It’s odd to have reached the age where they’re making movies about events that I remember as an adult. Zero Dark Thirty, Spotlight . . . and this one. In a way, it seems like that ought to rob the movies of their impact; I walked into The Big Short with a good 90% of the information they share here already in my knowledge bank. But some things retain their power to shock and startle, no matter how many times you hear them. The financial crisis of 2008 is one of those things. I really loved this movie a lot. The cast was nothing short of excellent. Bale is reliably good; Steve Carell is really quite wonderful; Ryan Gosling is maybe the standout for me, practically unrecognizable in a slimy role. And it has a glut of amazing performances from day players: Karen Gillan as a girl on her way up in the industry; Byron Mann as a repulsive, arrogant owner of a CDO business; Max Greenfield and Billy Magnussen as a pair of amoral, super-bro mortgage brokers; Melissa Leo as a woman from a rating agency. McKay’s direction is also really great. Apparently, he got this film by doing Anchorman 2; I hated Anchorman 2, but it’s a good trade and McKay’s Oscar nomination is deserved, I think.
The film is sometimes a bit too on the nose, as when Melissa Leo’s character shows up and she’s suffering from literal blindness. Yes, we get it. And the gimmick of having celebrities pop up and break the fourth wall to explain financial concepts to the audience is . . . well, too gimmicky, though the final one with Selena Gomez was actually the best of the bunch.

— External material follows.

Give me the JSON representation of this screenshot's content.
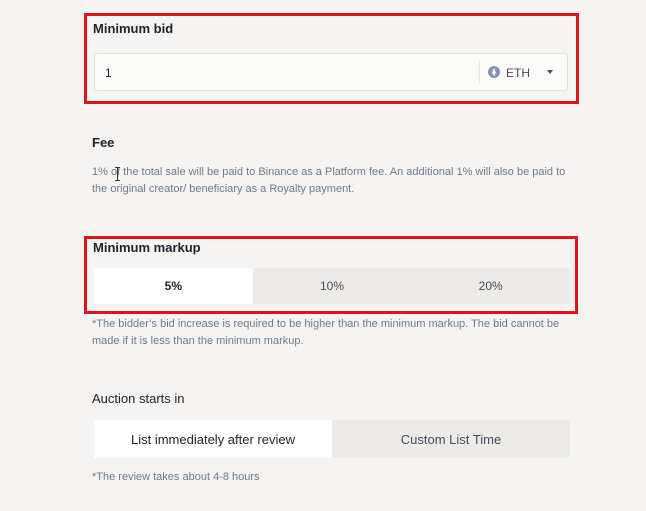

But I loved the movie really and I found that it had a really good sense of tone. It begins with some comedic energy for certain, though the film isn’t actually a comedy, and it has the energy and spark of a good heist movie. But by the time the film ends, it’s turned into a bitter pill to swallow. When the enormity of the collapse finally starts to hit home to the characters, it really got to me; I remember, as I said, living through these days and this film really took me back to the fear and uncertainty of that time and as the film lets the crisis play out in front of us again, it just piled up again in a serious way. Watching the world collapse is harrowing in this film, for the characters and the audience. The film is ultimately weary, not angry; bitter, not enraged. But it lands like a ton of bricks and, in the end, the fact that the main characters of this film won doesn’t even feel like a triumph. When Bale’s character writes down the net profit his fund has made and then walks out the door, it’s a win that feels like the most devastating of defeats, a triumph of foresight translated into a brutal defeat in the present. 4 stars.
tl;dr – incredibly great ensemble brings the story of the financial crisis to life in this high-energy, entertaining film; but the lasting sting of the film’s third act elevates it even more. 4 stars.